**** Data ****

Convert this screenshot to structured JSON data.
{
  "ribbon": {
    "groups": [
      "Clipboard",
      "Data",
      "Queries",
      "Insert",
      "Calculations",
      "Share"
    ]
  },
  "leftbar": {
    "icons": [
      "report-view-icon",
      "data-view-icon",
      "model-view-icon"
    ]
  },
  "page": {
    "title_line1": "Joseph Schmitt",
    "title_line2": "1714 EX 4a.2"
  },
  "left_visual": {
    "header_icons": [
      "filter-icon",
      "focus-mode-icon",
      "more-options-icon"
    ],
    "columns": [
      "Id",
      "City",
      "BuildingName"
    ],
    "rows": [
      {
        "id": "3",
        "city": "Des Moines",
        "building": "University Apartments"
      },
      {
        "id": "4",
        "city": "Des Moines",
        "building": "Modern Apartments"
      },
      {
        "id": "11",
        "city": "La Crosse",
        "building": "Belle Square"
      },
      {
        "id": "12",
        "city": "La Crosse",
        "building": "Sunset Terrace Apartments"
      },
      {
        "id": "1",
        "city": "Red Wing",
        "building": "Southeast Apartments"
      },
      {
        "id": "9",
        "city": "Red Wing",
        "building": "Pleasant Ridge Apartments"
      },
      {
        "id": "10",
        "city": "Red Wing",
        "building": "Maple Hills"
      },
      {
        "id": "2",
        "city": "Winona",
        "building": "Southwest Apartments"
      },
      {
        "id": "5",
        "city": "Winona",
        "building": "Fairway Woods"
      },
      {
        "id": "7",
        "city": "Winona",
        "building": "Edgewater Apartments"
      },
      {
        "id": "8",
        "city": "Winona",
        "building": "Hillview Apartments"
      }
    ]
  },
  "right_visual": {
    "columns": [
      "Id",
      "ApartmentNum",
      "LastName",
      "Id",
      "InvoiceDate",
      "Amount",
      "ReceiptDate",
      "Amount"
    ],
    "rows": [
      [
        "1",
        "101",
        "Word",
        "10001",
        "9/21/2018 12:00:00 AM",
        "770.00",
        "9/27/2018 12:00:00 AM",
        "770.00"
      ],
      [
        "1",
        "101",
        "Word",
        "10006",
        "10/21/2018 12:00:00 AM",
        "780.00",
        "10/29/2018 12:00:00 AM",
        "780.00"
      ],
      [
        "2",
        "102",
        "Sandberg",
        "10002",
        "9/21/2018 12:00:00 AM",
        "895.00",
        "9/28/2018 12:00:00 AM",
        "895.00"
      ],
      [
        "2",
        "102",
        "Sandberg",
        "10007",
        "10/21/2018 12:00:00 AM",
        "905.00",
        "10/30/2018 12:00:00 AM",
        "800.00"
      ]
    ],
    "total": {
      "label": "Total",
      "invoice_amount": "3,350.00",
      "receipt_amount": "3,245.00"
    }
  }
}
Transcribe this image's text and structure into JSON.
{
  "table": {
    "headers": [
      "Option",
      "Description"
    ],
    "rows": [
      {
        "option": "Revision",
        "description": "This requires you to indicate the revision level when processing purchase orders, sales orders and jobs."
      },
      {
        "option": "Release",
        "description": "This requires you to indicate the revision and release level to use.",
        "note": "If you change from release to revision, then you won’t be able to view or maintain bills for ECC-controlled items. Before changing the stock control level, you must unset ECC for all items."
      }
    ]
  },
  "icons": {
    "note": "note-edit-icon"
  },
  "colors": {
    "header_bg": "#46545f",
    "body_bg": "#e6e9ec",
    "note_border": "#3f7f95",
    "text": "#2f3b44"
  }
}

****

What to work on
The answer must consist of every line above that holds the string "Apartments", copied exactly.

Your response
        "building": "University Apartments"
        "building": "Modern Apartments"
        "building": "Sunset Terrace Apartments"
        "building": "Southeast Apartments"
        "building": "Pleasant Ridge Apartments"
        "building": "Southwest Apartments"
        "building": "Edgewater Apartments"
        "building": "Hillview Apartments"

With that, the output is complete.